--- The problem ---
From the entries below, list each line with "MissingNumber".

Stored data
==*==

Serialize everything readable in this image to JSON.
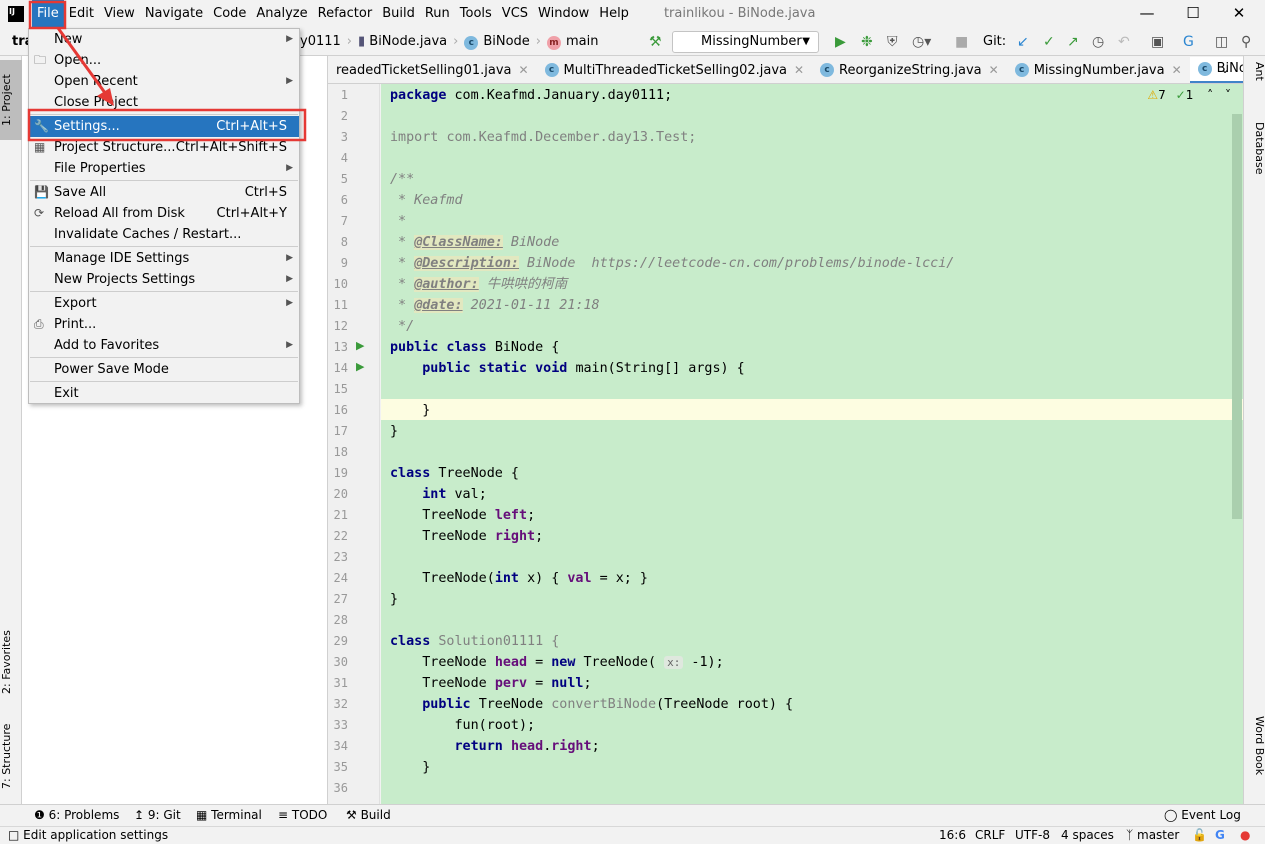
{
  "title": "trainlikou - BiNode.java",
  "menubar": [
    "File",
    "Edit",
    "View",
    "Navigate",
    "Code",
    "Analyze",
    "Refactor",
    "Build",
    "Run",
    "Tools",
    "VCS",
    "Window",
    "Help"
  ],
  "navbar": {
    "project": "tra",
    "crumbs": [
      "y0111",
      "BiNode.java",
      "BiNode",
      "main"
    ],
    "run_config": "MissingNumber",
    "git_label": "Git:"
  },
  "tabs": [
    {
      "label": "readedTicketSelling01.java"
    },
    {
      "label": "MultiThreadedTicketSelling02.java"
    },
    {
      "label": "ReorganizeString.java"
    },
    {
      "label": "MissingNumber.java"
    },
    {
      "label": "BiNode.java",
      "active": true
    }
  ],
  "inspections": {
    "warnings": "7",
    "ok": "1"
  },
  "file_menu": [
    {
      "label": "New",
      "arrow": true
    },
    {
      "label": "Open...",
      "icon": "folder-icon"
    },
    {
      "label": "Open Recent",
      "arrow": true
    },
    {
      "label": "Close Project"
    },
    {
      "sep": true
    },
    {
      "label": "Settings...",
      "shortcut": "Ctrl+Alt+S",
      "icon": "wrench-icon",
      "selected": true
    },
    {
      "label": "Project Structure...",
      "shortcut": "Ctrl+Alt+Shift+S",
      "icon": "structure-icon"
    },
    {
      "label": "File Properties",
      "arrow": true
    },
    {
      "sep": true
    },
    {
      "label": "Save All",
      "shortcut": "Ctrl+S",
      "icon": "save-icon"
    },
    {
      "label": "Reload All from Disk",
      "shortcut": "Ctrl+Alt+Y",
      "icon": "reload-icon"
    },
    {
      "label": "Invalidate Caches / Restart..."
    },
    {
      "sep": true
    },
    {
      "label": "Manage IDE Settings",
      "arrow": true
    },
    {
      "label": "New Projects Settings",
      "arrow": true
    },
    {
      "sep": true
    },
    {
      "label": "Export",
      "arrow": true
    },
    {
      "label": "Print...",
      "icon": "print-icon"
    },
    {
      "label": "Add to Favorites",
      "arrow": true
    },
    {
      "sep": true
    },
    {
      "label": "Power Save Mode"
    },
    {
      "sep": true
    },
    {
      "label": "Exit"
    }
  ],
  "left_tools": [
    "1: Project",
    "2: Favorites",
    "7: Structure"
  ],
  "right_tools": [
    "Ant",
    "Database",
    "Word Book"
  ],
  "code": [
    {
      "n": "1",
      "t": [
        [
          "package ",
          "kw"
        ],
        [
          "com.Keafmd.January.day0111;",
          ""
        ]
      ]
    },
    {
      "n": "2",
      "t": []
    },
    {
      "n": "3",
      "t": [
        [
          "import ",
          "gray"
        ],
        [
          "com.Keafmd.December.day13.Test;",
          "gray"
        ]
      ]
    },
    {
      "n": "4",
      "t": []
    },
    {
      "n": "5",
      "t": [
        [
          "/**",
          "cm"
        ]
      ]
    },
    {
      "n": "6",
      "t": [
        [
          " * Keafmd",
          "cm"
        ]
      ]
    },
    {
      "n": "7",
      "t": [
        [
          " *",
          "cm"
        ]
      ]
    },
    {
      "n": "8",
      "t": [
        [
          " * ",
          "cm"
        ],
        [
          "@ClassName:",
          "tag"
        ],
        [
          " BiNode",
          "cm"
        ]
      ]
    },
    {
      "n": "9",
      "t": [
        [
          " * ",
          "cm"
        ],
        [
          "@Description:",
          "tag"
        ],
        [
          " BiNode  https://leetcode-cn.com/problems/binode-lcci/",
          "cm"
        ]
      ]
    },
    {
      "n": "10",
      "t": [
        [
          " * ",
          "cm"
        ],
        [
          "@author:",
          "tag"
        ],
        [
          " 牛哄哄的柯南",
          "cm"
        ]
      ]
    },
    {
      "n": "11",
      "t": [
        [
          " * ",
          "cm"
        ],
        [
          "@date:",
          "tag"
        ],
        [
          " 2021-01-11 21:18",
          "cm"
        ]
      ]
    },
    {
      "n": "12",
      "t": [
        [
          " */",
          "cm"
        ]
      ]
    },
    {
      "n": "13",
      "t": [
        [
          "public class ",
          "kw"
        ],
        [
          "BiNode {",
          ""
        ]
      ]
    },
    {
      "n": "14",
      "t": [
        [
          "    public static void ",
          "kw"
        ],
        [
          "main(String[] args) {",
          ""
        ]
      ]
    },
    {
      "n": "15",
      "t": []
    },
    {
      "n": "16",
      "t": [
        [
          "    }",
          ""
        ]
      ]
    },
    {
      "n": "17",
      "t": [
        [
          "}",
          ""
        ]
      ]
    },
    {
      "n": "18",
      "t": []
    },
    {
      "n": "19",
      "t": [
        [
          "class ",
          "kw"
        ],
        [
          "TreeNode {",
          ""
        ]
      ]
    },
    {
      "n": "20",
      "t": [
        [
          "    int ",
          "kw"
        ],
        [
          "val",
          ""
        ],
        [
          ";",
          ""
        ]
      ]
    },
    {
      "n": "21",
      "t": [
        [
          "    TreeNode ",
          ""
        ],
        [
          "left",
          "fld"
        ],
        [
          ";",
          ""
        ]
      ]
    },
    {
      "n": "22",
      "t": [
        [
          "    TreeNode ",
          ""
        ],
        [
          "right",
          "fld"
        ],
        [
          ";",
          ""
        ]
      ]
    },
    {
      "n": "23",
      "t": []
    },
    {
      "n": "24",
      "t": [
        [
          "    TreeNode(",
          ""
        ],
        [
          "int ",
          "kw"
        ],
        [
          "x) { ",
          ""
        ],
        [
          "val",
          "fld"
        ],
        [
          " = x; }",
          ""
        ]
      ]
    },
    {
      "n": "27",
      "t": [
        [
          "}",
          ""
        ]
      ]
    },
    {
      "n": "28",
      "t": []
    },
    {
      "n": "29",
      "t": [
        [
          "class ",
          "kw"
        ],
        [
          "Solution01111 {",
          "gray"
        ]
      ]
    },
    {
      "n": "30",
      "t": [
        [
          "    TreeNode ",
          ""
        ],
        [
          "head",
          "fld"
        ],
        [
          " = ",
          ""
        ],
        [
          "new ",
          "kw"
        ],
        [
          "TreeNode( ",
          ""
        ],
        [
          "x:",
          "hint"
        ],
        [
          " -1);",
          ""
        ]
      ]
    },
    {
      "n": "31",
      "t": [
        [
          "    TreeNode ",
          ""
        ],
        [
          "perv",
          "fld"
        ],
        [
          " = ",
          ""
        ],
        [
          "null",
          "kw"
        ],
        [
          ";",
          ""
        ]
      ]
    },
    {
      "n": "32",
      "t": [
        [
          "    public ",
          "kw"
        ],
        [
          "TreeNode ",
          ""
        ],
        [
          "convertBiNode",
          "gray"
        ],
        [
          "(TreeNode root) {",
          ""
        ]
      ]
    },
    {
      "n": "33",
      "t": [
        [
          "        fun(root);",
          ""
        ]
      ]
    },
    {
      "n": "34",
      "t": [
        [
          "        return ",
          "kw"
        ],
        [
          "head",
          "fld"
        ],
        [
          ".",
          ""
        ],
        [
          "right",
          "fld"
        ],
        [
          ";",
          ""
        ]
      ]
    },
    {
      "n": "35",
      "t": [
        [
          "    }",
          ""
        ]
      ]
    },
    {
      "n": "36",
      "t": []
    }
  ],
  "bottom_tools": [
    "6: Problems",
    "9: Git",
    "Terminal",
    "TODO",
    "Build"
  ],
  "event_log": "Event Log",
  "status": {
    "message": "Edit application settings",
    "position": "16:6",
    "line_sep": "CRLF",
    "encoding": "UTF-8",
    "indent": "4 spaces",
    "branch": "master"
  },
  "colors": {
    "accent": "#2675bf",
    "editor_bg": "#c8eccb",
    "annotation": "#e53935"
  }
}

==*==

--- Result of this task ---
    "run_config": "MissingNumber",
      "label": "MissingNumber.java"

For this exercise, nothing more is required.